Orkand recently decided to leave, presenting Miner and Siddall with the opportunity to rebrand the law office as an all-female firm.

According to Miner, MS is not the first attempt to establish an all-women white-collar defense practice in Boston. Before becoming a Superior Court judge, Christine M. Roach in 1989 founded Roach & Carpenter. Miner says Roach and another former assistant U.S. attorney, Paula DiGiacomo, were unable to succeed in developing a white-collar defense practice during the 1990s.

“Things didn’t work out for a couple of reasons,” Miner says. “One, I don’t think the world was ready for all-women firms. Two, it’s harder [to establish a defense practice] coming out of the U.S. Attorney’s Office because you don’t have a client base to start with and you don’t have a reputation on the defense side.”

That’s not an issue for Miner, who has more than 30 years of practice on her side.

“People know me,” she says. “The time is right.”

Prior to joining Demeo, Miner chaired the white-collar criminal defense practice at Mintz, Levin, Cohn, Ferris, Glovsky & Popeo. A past president of the Massachusetts Association of Criminal Defense Lawyers, her practice focuses on representing individuals and companies in state and federal criminal investigations.

In addition to criminal defense, Siddall has made her mark representing individuals in government enforcement actions and scientific research misconduct investigations, particularly with respect to the health care, pharmaceutical, financial services and construction industries.

“I have seen how valuable it is to learn from and work with a woman lawyer who is not afraid to go toe-to-toe with aggressive opposing counsel, but does it in her own way,” Siddall says in a statement. “We are focused on growing our firm and helping to shape the landscape for women in the legal profession.”

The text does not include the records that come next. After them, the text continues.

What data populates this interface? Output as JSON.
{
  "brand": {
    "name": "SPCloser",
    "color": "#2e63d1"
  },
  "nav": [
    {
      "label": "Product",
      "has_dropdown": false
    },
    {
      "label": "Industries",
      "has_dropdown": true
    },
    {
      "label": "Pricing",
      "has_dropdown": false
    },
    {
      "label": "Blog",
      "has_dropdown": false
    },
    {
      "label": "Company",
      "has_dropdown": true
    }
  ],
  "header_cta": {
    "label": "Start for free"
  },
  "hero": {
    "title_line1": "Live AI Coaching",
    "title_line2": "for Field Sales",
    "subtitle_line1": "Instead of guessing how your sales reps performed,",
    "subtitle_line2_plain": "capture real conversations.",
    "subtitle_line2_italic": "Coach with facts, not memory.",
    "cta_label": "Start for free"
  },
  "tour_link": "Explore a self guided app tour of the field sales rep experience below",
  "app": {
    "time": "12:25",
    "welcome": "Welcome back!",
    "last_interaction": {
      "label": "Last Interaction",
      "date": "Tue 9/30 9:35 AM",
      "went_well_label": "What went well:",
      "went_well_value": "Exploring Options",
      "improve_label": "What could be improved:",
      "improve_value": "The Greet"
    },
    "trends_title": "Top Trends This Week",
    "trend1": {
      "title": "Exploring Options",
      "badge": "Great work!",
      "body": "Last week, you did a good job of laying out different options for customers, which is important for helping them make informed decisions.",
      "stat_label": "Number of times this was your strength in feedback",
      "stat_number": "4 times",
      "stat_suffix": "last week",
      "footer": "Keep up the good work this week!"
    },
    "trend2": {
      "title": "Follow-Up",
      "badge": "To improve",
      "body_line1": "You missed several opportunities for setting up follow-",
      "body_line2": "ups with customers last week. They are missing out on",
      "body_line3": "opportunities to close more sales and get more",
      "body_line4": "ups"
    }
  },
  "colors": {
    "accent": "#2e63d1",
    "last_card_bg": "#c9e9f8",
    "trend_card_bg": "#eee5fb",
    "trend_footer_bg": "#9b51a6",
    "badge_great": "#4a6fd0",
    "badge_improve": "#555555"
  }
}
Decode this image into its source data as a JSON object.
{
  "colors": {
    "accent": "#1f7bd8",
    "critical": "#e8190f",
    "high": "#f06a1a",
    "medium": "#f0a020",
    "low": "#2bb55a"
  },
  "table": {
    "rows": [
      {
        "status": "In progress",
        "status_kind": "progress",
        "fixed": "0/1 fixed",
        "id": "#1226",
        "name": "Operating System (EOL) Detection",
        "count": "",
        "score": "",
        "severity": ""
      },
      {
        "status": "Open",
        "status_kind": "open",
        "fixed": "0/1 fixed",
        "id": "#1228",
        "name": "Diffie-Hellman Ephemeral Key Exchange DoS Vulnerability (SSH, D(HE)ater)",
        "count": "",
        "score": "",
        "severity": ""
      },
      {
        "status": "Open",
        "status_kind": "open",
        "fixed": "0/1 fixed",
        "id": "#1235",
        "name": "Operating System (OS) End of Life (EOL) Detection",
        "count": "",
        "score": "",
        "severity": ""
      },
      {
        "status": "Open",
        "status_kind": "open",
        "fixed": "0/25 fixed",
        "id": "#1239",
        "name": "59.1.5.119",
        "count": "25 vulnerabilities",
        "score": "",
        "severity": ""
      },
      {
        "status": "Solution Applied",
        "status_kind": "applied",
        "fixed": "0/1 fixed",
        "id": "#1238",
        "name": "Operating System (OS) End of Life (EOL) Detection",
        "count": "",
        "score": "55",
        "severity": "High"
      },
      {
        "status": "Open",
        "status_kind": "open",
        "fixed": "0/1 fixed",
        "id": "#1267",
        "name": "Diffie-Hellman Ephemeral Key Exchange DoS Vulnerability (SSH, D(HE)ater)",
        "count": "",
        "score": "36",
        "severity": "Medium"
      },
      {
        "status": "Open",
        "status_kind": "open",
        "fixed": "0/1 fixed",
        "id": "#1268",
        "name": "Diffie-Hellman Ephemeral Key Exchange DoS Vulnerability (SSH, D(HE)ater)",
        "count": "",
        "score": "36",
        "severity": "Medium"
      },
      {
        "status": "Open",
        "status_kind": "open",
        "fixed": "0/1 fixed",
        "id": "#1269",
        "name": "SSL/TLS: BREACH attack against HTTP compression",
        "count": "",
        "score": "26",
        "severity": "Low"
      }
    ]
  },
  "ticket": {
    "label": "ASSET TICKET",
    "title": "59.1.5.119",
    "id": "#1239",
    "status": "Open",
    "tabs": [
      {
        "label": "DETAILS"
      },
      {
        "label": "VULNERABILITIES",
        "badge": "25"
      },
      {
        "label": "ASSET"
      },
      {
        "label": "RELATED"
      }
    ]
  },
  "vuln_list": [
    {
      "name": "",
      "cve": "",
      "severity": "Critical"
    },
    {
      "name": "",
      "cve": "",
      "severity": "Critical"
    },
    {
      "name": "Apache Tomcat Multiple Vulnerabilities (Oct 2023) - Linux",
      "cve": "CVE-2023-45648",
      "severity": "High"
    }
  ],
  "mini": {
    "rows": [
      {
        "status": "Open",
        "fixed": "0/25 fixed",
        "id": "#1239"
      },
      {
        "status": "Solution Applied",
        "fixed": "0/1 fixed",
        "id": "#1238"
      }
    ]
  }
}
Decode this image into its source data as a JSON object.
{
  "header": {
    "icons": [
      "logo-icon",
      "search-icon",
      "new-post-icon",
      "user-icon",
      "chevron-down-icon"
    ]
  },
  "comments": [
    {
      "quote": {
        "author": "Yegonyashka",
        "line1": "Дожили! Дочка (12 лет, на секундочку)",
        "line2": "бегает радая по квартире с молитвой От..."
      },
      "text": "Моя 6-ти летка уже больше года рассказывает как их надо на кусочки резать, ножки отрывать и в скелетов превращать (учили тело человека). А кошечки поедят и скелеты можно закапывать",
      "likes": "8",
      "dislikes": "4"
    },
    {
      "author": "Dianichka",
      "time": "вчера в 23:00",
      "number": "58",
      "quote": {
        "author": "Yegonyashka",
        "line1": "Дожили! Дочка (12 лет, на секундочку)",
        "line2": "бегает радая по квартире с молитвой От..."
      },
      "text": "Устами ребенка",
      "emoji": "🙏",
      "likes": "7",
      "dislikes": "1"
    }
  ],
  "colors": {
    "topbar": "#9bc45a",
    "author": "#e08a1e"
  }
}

Women Who Lead Get links to articles about women in business delivered to your inbox! Sign up for the free Women Who Lead newsletter today.